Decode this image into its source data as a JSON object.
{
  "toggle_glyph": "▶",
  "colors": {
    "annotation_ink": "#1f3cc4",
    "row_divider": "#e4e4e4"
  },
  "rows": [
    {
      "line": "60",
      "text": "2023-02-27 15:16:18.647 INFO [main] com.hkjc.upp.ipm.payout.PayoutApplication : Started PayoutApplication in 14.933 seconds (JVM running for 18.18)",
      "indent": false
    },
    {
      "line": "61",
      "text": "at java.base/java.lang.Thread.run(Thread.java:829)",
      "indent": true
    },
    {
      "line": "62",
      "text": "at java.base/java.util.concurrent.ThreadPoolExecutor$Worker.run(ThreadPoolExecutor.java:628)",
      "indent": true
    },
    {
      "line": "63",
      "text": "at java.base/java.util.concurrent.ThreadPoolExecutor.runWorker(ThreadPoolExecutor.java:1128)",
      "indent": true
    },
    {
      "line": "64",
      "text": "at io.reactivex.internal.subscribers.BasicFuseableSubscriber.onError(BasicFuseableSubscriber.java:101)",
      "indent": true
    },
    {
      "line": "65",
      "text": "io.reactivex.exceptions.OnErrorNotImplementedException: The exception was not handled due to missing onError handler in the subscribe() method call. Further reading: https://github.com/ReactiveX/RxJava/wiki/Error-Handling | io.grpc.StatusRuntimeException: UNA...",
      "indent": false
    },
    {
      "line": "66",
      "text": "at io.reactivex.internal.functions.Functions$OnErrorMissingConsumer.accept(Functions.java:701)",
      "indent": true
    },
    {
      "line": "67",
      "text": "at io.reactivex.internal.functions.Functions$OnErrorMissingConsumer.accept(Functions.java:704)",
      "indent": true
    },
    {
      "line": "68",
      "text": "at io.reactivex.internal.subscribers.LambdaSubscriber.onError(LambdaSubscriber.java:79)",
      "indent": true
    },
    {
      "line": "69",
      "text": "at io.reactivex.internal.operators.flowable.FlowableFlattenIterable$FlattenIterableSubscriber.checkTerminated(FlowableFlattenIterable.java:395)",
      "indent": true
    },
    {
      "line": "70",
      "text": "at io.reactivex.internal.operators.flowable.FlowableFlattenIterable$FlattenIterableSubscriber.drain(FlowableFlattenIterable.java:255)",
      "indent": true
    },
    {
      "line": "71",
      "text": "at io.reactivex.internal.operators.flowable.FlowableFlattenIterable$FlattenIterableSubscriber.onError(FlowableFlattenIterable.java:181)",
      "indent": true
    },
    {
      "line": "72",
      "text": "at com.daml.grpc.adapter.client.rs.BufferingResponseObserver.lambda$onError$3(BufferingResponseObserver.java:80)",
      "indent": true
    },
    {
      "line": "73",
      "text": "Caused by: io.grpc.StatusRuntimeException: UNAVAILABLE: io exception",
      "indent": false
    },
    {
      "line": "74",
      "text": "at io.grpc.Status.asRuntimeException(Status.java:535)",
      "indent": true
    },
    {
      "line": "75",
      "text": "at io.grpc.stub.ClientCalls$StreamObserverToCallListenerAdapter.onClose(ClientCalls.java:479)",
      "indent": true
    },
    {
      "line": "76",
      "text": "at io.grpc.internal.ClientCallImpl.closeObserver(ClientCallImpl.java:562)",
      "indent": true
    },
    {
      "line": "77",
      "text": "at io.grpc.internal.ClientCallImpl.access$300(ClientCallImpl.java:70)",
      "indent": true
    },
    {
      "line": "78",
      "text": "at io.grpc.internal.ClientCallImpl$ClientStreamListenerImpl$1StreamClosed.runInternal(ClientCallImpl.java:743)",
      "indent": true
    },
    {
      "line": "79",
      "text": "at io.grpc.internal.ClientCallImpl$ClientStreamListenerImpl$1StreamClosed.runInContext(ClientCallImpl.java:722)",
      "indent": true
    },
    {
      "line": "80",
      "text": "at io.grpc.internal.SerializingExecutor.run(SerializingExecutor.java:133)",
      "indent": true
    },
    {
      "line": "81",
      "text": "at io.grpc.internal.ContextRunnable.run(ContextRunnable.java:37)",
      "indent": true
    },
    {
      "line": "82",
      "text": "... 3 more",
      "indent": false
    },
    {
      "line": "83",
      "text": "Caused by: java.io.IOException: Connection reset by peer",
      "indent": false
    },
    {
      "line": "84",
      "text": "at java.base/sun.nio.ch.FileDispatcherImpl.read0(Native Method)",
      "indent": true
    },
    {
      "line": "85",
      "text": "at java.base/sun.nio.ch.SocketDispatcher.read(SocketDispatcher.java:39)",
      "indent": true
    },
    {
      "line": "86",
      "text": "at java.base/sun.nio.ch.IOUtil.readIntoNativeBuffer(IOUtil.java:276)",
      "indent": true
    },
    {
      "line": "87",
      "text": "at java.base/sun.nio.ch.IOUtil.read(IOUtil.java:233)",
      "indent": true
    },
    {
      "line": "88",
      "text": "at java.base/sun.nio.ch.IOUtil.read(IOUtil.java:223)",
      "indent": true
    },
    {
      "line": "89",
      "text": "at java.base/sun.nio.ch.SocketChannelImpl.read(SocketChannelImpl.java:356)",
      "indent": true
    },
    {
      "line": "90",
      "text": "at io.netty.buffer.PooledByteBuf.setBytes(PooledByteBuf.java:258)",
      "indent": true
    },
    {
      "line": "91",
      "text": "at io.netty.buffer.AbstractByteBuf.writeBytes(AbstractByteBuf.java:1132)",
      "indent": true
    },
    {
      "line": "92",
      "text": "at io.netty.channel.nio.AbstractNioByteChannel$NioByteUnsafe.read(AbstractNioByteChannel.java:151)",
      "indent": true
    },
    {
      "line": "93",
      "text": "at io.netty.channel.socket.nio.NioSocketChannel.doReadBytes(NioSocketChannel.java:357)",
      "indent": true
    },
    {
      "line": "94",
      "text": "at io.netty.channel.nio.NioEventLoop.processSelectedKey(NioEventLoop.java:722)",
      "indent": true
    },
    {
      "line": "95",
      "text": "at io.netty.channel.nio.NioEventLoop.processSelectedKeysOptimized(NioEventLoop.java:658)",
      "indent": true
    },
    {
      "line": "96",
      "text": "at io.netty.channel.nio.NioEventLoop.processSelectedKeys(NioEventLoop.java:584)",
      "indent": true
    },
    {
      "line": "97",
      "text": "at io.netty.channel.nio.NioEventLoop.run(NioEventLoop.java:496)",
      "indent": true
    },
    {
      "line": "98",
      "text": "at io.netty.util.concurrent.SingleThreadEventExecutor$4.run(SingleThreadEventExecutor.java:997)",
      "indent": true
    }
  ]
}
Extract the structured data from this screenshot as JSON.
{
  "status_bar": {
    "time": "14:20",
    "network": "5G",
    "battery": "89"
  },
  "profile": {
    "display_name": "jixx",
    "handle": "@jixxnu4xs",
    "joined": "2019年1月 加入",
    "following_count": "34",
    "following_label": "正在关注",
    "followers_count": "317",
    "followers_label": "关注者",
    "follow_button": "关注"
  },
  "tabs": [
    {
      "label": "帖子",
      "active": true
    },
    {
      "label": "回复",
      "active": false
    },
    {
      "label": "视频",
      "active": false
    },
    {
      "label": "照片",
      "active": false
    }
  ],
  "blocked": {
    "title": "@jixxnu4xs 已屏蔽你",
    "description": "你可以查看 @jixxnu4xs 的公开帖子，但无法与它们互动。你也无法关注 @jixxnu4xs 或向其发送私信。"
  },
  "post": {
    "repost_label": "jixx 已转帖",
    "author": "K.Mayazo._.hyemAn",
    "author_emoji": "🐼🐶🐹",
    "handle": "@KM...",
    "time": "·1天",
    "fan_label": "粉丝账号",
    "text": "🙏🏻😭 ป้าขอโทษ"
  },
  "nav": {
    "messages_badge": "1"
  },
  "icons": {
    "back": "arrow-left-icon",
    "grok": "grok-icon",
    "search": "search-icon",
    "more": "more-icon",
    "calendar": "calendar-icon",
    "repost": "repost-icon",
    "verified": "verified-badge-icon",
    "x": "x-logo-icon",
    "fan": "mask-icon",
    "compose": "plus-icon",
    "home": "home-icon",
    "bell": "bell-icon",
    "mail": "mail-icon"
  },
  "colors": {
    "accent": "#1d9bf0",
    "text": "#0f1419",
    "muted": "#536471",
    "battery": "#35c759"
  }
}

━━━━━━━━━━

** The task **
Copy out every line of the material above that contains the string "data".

** Exercise answer **
Decode this image into its source data as a JSON object.
Extract the structured data from this screenshot as JSON.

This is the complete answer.